Reproduce the records below exactly as they appear.

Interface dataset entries
##########

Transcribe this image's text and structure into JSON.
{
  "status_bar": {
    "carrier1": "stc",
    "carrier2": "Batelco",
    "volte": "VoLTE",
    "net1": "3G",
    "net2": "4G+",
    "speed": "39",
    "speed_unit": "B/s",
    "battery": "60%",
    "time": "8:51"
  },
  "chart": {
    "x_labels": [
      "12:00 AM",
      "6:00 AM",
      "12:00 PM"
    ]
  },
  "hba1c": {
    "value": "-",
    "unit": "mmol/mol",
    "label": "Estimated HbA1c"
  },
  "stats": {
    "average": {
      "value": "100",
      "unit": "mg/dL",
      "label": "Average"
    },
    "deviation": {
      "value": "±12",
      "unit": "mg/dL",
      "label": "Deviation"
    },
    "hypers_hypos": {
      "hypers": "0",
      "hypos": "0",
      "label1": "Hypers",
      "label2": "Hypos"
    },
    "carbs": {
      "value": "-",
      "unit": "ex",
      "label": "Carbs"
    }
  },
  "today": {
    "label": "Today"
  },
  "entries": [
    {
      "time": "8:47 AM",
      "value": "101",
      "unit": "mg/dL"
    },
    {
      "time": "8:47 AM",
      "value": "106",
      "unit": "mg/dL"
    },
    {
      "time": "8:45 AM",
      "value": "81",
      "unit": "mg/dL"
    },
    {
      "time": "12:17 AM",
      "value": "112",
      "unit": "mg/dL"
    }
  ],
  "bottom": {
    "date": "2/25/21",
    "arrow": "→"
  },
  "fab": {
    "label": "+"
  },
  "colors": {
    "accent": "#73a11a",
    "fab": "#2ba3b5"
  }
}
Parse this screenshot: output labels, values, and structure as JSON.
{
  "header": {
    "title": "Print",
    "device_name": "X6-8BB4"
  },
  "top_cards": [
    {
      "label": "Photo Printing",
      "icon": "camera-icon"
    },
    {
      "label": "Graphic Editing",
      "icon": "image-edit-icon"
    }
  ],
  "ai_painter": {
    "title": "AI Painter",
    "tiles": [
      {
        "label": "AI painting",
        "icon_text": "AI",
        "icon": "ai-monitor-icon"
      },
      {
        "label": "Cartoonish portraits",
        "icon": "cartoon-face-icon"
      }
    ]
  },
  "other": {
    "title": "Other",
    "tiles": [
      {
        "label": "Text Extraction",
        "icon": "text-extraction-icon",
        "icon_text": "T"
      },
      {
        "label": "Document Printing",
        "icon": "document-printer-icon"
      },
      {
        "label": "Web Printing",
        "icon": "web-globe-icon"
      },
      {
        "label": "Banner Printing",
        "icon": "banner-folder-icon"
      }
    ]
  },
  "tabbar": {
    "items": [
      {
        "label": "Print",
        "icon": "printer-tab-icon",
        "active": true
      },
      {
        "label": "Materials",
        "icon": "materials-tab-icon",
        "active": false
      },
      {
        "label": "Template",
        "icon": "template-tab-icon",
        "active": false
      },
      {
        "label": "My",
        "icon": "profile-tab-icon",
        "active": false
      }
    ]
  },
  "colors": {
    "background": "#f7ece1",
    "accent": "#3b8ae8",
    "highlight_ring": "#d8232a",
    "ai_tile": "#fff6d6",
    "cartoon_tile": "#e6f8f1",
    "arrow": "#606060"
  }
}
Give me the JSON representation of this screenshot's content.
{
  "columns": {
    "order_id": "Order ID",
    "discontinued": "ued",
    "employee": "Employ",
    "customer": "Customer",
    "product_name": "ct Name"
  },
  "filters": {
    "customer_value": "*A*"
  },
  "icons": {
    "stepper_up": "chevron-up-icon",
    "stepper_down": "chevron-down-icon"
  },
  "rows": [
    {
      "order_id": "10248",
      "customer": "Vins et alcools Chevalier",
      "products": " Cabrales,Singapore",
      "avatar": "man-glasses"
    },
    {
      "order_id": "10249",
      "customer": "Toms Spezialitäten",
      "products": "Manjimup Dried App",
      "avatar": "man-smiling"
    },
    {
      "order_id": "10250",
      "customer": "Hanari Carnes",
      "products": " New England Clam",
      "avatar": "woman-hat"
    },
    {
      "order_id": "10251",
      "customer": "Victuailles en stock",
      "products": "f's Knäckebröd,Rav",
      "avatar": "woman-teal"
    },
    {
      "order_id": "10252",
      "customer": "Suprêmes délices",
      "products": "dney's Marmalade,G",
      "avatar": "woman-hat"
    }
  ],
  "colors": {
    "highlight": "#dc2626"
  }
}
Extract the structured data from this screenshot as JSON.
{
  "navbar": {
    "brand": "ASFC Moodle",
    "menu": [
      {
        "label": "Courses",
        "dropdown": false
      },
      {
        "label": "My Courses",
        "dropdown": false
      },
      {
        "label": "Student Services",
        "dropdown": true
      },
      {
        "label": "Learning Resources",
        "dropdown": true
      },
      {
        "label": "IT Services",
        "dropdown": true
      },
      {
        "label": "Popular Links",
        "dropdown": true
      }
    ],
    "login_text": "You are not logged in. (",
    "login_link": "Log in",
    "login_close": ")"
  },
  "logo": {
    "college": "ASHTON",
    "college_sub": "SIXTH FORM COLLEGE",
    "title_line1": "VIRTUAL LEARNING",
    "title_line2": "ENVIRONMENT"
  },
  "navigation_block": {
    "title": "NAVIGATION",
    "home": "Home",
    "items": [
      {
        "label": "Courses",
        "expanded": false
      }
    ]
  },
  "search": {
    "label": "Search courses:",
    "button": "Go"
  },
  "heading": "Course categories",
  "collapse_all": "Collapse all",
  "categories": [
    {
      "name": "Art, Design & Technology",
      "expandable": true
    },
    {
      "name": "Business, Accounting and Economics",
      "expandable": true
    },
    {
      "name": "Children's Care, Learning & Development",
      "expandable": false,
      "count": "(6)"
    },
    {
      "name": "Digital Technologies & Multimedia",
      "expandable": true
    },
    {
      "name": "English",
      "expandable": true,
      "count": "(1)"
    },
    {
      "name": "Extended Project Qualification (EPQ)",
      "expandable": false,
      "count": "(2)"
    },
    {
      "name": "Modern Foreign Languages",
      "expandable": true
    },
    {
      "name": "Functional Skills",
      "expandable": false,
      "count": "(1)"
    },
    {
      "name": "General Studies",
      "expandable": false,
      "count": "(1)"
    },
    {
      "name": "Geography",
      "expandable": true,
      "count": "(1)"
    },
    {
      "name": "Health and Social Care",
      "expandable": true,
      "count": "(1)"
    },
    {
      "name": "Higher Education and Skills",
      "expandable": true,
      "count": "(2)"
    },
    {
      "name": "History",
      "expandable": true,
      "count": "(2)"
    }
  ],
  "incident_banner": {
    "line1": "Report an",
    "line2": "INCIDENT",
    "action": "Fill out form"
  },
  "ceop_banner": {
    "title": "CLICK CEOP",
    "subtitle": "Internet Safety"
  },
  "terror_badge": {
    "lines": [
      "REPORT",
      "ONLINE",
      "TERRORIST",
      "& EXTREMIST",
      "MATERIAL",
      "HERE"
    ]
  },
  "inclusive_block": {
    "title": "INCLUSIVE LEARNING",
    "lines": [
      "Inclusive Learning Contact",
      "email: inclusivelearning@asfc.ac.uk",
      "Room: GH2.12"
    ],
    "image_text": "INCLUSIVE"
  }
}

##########

- _Response box_:
Transcribe this image's text and structure into JSON.
{
  "status_bar": {
    "carrier1": "stc",
    "carrier2": "Batelco",
    "volte": "VoLTE",
    "net1": "3G",
    "net2": "4G+",
    "speed": "39",
    "speed_unit": "B/s",
    "battery": "60%",
    "time": "8:51"
  },
  "chart": {
    "x_labels": [
      "12:00 AM",
      "6:00 AM",
      "12:00 PM"
    ]
  },
  "hba1c": {
    "value": "-",
    "unit": "mmol/mol",
    "label": "Estimated HbA1c"
  },
  "stats": {
    "average": {
      "value": "100",
      "unit": "mg/dL",
      "label": "Average"
    },
    "deviation": {
      "value": "±12",
      "unit": "mg/dL",
      "label": "Deviation"
    },
    "hypers_hypos": {
      "hypers": "0",
      "hypos": "0",
      "label1": "Hypers",
      "label2": "Hypos"
    },
    "carbs": {
      "value": "-",
      "unit": "ex",
      "label": "Carbs"
    }
  },
  "today": {
    "label": "Today"
  },
  "entries": [
    {
      "time": "8:47 AM",
      "value": "101",
      "unit": "mg/dL"
    },
    {
      "time": "8:47 AM",
      "value": "106",
      "unit": "mg/dL"
    },
    {
      "time": "8:45 AM",
      "value": "81",
      "unit": "mg/dL"
    },
    {
      "time": "12:17 AM",
      "value": "112",
      "unit": "mg/dL"
    }
  ],
  "bottom": {
    "date": "2/25/21",
    "arrow": "→"
  },
  "fab": {
    "label": "+"
  },
  "colors": {
    "accent": "#73a11a",
    "fab": "#2ba3b5"
  }
}
Parse this screenshot: output labels, values, and structure as JSON.
{
  "header": {
    "title": "Print",
    "device_name": "X6-8BB4"
  },
  "top_cards": [
    {
      "label": "Photo Printing",
      "icon": "camera-icon"
    },
    {
      "label": "Graphic Editing",
      "icon": "image-edit-icon"
    }
  ],
  "ai_painter": {
    "title": "AI Painter",
    "tiles": [
      {
        "label": "AI painting",
        "icon_text": "AI",
        "icon": "ai-monitor-icon"
      },
      {
        "label": "Cartoonish portraits",
        "icon": "cartoon-face-icon"
      }
    ]
  },
  "other": {
    "title": "Other",
    "tiles": [
      {
        "label": "Text Extraction",
        "icon": "text-extraction-icon",
        "icon_text": "T"
      },
      {
        "label": "Document Printing",
        "icon": "document-printer-icon"
      },
      {
        "label": "Web Printing",
        "icon": "web-globe-icon"
      },
      {
        "label": "Banner Printing",
        "icon": "banner-folder-icon"
      }
    ]
  },
  "tabbar": {
    "items": [
      {
        "label": "Print",
        "icon": "printer-tab-icon",
        "active": true
      },
      {
        "label": "Materials",
        "icon": "materials-tab-icon",
        "active": false
      },
      {
        "label": "Template",
        "icon": "template-tab-icon",
        "active": false
      },
      {
        "label": "My",
        "icon": "profile-tab-icon",
        "active": false
      }
    ]
  },
  "colors": {
    "background": "#f7ece1",
    "accent": "#3b8ae8",
    "highlight_ring": "#d8232a",
    "ai_tile": "#fff6d6",
    "cartoon_tile": "#e6f8f1",
    "arrow": "#606060"
  }
}
Give me the JSON representation of this screenshot's content.
{
  "columns": {
    "order_id": "Order ID",
    "discontinued": "ued",
    "employee": "Employ",
    "customer": "Customer",
    "product_name": "ct Name"
  },
  "filters": {
    "customer_value": "*A*"
  },
  "icons": {
    "stepper_up": "chevron-up-icon",
    "stepper_down": "chevron-down-icon"
  },
  "rows": [
    {
      "order_id": "10248",
      "customer": "Vins et alcools Chevalier",
      "products": " Cabrales,Singapore",
      "avatar": "man-glasses"
    },
    {
      "order_id": "10249",
      "customer": "Toms Spezialitäten",
      "products": "Manjimup Dried App",
      "avatar": "man-smiling"
    },
    {
      "order_id": "10250",
      "customer": "Hanari Carnes",
      "products": " New England Clam",
      "avatar": "woman-hat"
    },
    {
      "order_id": "10251",
      "customer": "Victuailles en stock",
      "products": "f's Knäckebröd,Rav",
      "avatar": "woman-teal"
    },
    {
      "order_id": "10252",
      "customer": "Suprêmes délices",
      "products": "dney's Marmalade,G",
      "avatar": "woman-hat"
    }
  ],
  "colors": {
    "highlight": "#dc2626"
  }
}
Extract the structured data from this screenshot as JSON.
{
  "navbar": {
    "brand": "ASFC Moodle",
    "menu": [
      {
        "label": "Courses",
        "dropdown": false
      },
      {
        "label": "My Courses",
        "dropdown": false
      },
      {
        "label": "Student Services",
        "dropdown": true
      },
      {
        "label": "Learning Resources",
        "dropdown": true
      },
      {
        "label": "IT Services",
        "dropdown": true
      },
      {
        "label": "Popular Links",
        "dropdown": true
      }
    ],
    "login_text": "You are not logged in. (",
    "login_link": "Log in",
    "login_close": ")"
  },
  "logo": {
    "college": "ASHTON",
    "college_sub": "SIXTH FORM COLLEGE",
    "title_line1": "VIRTUAL LEARNING",
    "title_line2": "ENVIRONMENT"
  },
  "navigation_block": {
    "title": "NAVIGATION",
    "home": "Home",
    "items": [
      {
        "label": "Courses",
        "expanded": false
      }
    ]
  },
  "search": {
    "label": "Search courses:",
    "button": "Go"
  },
  "heading": "Course categories",
  "collapse_all": "Collapse all",
  "categories": [
    {
      "name": "Art, Design & Technology",
      "expandable": true
    },
    {
      "name": "Business, Accounting and Economics",
      "expandable": true
    },
    {
      "name": "Children's Care, Learning & Development",
      "expandable": false,
      "count": "(6)"
    },
    {
      "name": "Digital Technologies & Multimedia",
      "expandable": true
    },
    {
      "name": "English",
      "expandable": true,
      "count": "(1)"
    },
    {
      "name": "Extended Project Qualification (EPQ)",
      "expandable": false,
      "count": "(2)"
    },
    {
      "name": "Modern Foreign Languages",
      "expandable": true
    },
    {
      "name": "Functional Skills",
      "expandable": false,
      "count": "(1)"
    },
    {
      "name": "General Studies",
      "expandable": false,
      "count": "(1)"
    },
    {
      "name": "Geography",
      "expandable": true,
      "count": "(1)"
    },
    {
      "name": "Health and Social Care",
      "expandable": true,
      "count": "(1)"
    },
    {
      "name": "Higher Education and Skills",
      "expandable": true,
      "count": "(2)"
    },
    {
      "name": "History",
      "expandable": true,
      "count": "(2)"
    }
  ],
  "incident_banner": {
    "line1": "Report an",
    "line2": "INCIDENT",
    "action": "Fill out form"
  },
  "ceop_banner": {
    "title": "CLICK CEOP",
    "subtitle": "Internet Safety"
  },
  "terror_badge": {
    "lines": [
      "REPORT",
      "ONLINE",
      "TERRORIST",
      "& EXTREMIST",
      "MATERIAL",
      "HERE"
    ]
  },
  "inclusive_block": {
    "title": "INCLUSIVE LEARNING",
    "lines": [
      "Inclusive Learning Contact",
      "email: inclusivelearning@asfc.ac.uk",
      "Room: GH2.12"
    ],
    "image_text": "INCLUSIVE"
  }
}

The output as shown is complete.